Farm To Work in Texas offers a new twist on community supported agriculture: farmers deliver boxes of produce to workplaces. Similar farm-to-office programs are taking off in other states, too.
This document is intended to provide an overview of the potential application of internet-connected sensor devices and a blockchain-based alternative ownership model in the context of a rural agricultural community. The proposal builds upon the existing business model known as Community-Supported Agriculture (CSA), which aims to create mutually beneficial relationships between farmers and local communities by involving CSA members/subscribers in the production and decision-making processes.The FarmShare application serves as a platform for facilitating collaboration between farmers and shareholders, which has generally proved difficult for CSA organizations relying on traditional modes of planning and communication.
This looks to be the start of a very interesting discussion on the combination of Blockchain technologies in Community-Supported Agriculture (CSA).
The resulting benefits in areas such as decentralisation, localisation and resiliency should be great. As with all young technologies there will be pitfalls along the way. But the innovation in the cryptofinance space has been rapid and there is already several project that are making rapid progress.
Source: FarmShare White Paper — Medium
Tomato lovers, stop rejoicing. Because you will not find the perfect supermarket tomato in any supermarket. Not now, and perhaps not ever. It’s not because the Garden Gem is a genetically modified organism—it was bred the same way tomatoes have been bred for thousands of years. It’s not because some multinational owns the patent and won’t release it in the U.S. (which, unfortunately, is the case with a superb British potato called the Mayan Gold). It’s because Big Tomato doesn’t care about flavor. Tomato farmers don’t care. Tomato packers don’t care. And supermarkets don’t care.
Key Series: Systems, Commons and Agriculture By Jose Luis Vivero Pol Our society has a troublesome relationship with food. Although we produce enough food to adequately feed all, both obesity and under-nutrition affect an estimated 2.3 billion people globally causing 6 million deaths annually (1-2). Nowadays, many eat poorly to enable others to eat badly …
Hence the distruction of soils is a long-term attack at human prosperity.
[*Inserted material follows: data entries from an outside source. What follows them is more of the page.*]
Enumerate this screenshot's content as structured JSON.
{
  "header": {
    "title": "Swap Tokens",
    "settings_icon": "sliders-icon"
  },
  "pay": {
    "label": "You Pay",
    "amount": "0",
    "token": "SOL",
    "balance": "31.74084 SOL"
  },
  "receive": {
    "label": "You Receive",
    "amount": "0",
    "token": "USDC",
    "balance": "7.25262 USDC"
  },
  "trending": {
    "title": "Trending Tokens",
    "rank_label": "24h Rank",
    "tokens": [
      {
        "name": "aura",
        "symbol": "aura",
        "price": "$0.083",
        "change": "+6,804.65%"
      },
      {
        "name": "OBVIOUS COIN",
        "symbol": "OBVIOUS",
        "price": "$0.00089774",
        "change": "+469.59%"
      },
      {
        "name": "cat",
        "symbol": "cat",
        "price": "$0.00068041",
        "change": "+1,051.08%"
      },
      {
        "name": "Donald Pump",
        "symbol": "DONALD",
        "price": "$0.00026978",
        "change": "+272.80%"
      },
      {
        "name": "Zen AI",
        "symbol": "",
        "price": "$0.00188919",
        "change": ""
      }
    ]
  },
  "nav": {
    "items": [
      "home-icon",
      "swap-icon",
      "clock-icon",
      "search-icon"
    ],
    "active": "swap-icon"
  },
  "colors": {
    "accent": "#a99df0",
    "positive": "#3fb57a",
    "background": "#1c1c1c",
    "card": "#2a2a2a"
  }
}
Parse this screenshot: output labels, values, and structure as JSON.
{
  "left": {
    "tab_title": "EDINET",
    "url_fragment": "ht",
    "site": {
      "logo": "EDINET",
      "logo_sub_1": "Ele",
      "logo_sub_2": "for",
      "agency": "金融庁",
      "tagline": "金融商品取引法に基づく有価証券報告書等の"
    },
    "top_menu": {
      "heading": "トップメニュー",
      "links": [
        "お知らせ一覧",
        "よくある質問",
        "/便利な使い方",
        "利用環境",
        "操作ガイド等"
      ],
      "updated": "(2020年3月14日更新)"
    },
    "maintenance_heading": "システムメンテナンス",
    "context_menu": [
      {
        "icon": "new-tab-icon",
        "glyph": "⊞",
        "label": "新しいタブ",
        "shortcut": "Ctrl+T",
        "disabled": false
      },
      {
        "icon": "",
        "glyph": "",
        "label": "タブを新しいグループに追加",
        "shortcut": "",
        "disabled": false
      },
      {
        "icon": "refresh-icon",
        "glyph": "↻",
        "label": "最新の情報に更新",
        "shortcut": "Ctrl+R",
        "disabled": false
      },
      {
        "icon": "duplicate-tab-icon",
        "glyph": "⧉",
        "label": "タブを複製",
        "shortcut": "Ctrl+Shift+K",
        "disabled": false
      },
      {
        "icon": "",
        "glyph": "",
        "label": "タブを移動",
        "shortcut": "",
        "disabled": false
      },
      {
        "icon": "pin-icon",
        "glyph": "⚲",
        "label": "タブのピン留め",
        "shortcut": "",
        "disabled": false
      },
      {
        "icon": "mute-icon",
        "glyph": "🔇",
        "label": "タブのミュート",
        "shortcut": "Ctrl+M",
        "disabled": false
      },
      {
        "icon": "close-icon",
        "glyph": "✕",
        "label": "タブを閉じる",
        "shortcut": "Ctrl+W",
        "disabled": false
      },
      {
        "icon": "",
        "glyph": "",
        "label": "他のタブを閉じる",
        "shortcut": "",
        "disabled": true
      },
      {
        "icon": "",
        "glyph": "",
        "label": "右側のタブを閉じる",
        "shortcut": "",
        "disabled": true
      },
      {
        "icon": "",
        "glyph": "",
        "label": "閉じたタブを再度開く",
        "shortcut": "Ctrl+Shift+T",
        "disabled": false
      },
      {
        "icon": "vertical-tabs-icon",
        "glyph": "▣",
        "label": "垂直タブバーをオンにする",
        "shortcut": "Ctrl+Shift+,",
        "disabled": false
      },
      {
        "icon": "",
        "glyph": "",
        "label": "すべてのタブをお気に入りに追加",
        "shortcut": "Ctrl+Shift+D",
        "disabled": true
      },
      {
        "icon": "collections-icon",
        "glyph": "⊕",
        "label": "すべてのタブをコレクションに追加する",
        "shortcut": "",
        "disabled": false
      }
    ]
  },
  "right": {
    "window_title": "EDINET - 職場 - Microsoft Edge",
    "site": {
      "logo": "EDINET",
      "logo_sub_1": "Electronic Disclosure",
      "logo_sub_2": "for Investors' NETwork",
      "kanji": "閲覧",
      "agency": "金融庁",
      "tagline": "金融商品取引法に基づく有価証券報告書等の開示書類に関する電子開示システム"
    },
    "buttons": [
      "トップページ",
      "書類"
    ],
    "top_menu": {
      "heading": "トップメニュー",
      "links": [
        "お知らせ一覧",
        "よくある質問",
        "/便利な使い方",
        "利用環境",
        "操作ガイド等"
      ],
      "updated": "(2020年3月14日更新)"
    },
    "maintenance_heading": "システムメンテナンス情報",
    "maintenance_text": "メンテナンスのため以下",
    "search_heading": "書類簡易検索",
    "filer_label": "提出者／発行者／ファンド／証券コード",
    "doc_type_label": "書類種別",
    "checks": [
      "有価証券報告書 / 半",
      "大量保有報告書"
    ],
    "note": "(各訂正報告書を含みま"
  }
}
As part of the 2015 International Year of Soils the FAO has published a series of resources that are well worth the read and contemplation.
Original article by FAO: Soil is a non-renewable resource | FAO.